Your task >> Nothing but the lines from the one containing "Output a JSON" through the end of the entries below should be set down, each exactly as written.

[Start of section]

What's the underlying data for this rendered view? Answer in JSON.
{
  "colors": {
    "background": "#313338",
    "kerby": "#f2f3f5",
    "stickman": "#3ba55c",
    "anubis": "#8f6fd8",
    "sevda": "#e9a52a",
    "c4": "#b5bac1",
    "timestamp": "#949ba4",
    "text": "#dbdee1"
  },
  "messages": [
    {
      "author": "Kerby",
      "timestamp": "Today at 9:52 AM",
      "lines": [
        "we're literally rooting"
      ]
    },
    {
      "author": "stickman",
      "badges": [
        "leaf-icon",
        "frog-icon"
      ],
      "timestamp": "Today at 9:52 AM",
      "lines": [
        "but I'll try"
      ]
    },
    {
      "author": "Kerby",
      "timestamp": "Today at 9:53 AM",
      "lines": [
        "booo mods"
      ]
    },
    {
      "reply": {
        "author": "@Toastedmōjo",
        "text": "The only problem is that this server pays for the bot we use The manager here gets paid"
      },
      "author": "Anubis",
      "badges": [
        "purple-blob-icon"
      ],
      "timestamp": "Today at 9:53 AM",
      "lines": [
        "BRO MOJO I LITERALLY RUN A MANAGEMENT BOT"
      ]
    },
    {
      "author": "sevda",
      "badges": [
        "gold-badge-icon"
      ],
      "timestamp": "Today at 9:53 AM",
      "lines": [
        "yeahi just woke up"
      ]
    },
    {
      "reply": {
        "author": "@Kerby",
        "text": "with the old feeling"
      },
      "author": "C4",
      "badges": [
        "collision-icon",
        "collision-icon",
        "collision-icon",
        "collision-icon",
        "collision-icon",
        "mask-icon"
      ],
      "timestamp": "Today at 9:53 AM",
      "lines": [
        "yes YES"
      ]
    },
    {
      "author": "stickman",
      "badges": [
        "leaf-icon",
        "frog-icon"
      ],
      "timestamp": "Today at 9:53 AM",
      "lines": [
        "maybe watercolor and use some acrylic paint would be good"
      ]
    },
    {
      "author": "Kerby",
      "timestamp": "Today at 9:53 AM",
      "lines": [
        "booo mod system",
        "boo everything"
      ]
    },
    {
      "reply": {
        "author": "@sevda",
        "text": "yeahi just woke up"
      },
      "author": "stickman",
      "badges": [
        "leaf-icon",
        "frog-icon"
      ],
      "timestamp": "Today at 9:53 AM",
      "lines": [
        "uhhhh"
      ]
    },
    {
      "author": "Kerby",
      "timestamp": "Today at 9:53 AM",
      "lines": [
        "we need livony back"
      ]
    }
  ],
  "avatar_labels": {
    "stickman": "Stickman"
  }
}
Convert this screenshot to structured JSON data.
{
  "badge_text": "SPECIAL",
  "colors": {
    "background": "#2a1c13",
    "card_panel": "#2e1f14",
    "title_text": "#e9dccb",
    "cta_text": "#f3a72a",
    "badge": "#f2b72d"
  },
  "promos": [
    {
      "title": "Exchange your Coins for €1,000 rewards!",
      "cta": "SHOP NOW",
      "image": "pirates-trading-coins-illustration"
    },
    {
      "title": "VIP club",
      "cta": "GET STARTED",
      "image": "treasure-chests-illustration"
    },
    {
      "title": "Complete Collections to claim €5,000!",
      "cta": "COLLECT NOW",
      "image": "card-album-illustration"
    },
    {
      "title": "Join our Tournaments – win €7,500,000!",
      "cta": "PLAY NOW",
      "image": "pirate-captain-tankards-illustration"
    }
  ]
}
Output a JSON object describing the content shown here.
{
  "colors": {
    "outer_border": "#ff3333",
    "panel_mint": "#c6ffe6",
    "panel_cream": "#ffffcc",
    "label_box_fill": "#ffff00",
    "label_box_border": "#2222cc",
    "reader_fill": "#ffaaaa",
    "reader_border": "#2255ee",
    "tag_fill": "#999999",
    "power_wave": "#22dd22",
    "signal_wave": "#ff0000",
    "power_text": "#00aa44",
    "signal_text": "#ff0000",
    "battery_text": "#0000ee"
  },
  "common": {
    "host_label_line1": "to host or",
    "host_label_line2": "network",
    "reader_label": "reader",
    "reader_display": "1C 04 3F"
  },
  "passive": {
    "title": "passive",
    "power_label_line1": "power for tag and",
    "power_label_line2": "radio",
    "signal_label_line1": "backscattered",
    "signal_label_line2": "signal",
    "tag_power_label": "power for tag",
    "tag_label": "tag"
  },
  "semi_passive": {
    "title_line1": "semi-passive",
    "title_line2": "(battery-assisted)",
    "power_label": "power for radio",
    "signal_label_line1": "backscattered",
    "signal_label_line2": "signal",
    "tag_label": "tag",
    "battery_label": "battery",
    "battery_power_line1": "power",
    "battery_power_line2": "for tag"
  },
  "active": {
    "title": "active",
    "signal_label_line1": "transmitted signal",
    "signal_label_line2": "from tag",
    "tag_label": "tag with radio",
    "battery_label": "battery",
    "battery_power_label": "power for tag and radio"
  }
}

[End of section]

Exercise answer >>
Output a JSON object describing the content shown here.
{
  "colors": {
    "outer_border": "#ff3333",
    "panel_mint": "#c6ffe6",
    "panel_cream": "#ffffcc",
    "label_box_fill": "#ffff00",
    "label_box_border": "#2222cc",
    "reader_fill": "#ffaaaa",
    "reader_border": "#2255ee",
    "tag_fill": "#999999",
    "power_wave": "#22dd22",
    "signal_wave": "#ff0000",
    "power_text": "#00aa44",
    "signal_text": "#ff0000",
    "battery_text": "#0000ee"
  },
  "common": {
    "host_label_line1": "to host or",
    "host_label_line2": "network",
    "reader_label": "reader",
    "reader_display": "1C 04 3F"
  },
  "passive": {
    "title": "passive",
    "power_label_line1": "power for tag and",
    "power_label_line2": "radio",
    "signal_label_line1": "backscattered",
    "signal_label_line2": "signal",
    "tag_power_label": "power for tag",
    "tag_label": "tag"
  },
  "semi_passive": {
    "title_line1": "semi-passive",
    "title_line2": "(battery-assisted)",
    "power_label": "power for radio",
    "signal_label_line1": "backscattered",
    "signal_label_line2": "signal",
    "tag_label": "tag",
    "battery_label": "battery",
    "battery_power_line1": "power",
    "battery_power_line2": "for tag"
  },
  "active": {
    "title": "active",
    "signal_label_line1": "transmitted signal",
    "signal_label_line2": "from tag",
    "tag_label": "tag with radio",
    "battery_label": "battery",
    "battery_power_label": "power for tag and radio"
  }
}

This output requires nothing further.